--- START ---
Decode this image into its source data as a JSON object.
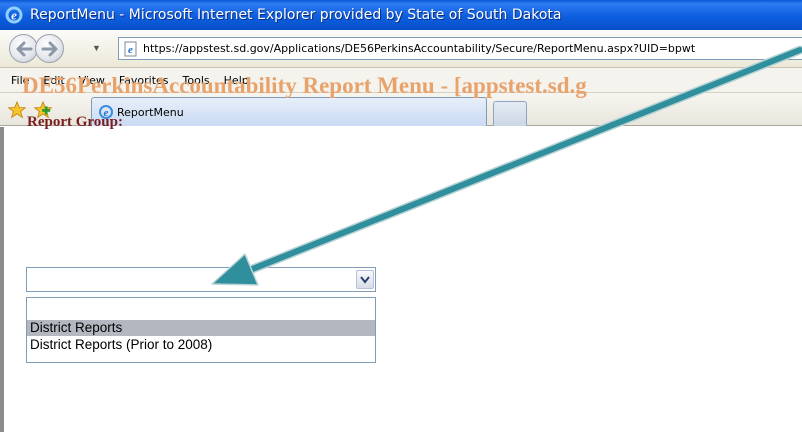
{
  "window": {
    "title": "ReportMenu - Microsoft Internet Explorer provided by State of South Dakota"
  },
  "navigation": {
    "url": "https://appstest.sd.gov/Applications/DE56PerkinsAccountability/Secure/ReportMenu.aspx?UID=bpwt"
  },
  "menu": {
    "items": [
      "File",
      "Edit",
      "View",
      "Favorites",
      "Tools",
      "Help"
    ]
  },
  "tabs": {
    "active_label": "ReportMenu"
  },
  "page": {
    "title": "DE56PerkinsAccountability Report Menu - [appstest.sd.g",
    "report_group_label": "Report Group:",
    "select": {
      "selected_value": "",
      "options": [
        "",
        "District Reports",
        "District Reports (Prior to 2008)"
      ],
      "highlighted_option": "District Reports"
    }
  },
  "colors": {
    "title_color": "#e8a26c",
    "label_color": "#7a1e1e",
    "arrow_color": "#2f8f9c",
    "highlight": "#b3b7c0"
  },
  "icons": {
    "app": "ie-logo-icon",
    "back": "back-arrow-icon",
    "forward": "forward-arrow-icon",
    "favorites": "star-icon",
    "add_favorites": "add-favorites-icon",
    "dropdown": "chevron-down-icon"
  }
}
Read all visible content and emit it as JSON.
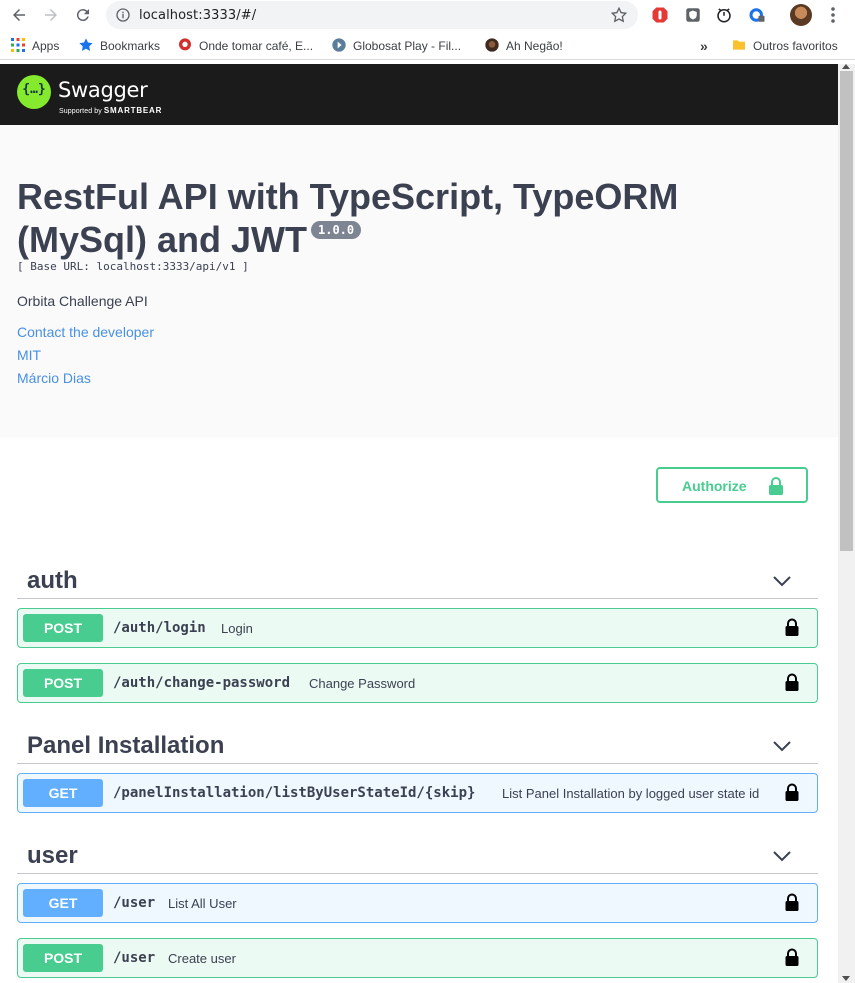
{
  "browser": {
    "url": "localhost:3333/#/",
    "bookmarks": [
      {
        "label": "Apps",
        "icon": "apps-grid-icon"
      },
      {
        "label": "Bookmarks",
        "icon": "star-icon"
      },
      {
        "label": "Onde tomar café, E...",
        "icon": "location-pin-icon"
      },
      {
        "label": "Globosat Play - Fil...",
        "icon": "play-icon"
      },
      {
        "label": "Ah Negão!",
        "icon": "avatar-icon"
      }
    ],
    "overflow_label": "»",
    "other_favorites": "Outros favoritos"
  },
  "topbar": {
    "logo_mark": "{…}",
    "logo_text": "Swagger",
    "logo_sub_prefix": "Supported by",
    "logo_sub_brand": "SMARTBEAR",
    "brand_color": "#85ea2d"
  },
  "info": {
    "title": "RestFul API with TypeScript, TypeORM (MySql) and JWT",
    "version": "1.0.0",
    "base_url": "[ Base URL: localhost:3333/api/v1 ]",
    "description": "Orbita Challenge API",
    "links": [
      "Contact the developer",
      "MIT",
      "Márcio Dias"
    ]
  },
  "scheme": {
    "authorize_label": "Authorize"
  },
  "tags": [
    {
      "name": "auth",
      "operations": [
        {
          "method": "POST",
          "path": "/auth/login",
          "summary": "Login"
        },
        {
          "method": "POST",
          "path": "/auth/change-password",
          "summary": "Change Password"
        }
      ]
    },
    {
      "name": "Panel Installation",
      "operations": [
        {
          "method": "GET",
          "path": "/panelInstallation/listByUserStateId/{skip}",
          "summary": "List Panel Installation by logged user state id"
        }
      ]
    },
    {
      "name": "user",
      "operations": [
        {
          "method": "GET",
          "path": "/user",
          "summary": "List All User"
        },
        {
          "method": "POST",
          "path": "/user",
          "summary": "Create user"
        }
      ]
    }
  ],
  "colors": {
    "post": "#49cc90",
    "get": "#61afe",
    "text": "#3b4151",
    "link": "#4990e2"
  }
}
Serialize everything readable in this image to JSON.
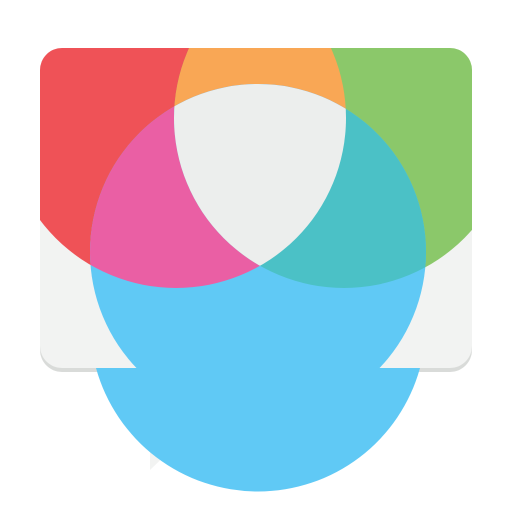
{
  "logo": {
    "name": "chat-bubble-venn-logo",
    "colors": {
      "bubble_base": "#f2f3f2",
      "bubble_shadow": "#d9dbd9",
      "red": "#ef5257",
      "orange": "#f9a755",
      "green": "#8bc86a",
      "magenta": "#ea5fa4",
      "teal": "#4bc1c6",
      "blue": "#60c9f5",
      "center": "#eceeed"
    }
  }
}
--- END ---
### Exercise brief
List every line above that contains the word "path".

### Answer box
          "path": "/auth/login",
          "path": "/auth/change-password",
          "path": "/panelInstallation/listByUserStateId/{skip}",
          "path": "/user",
          "path": "/user",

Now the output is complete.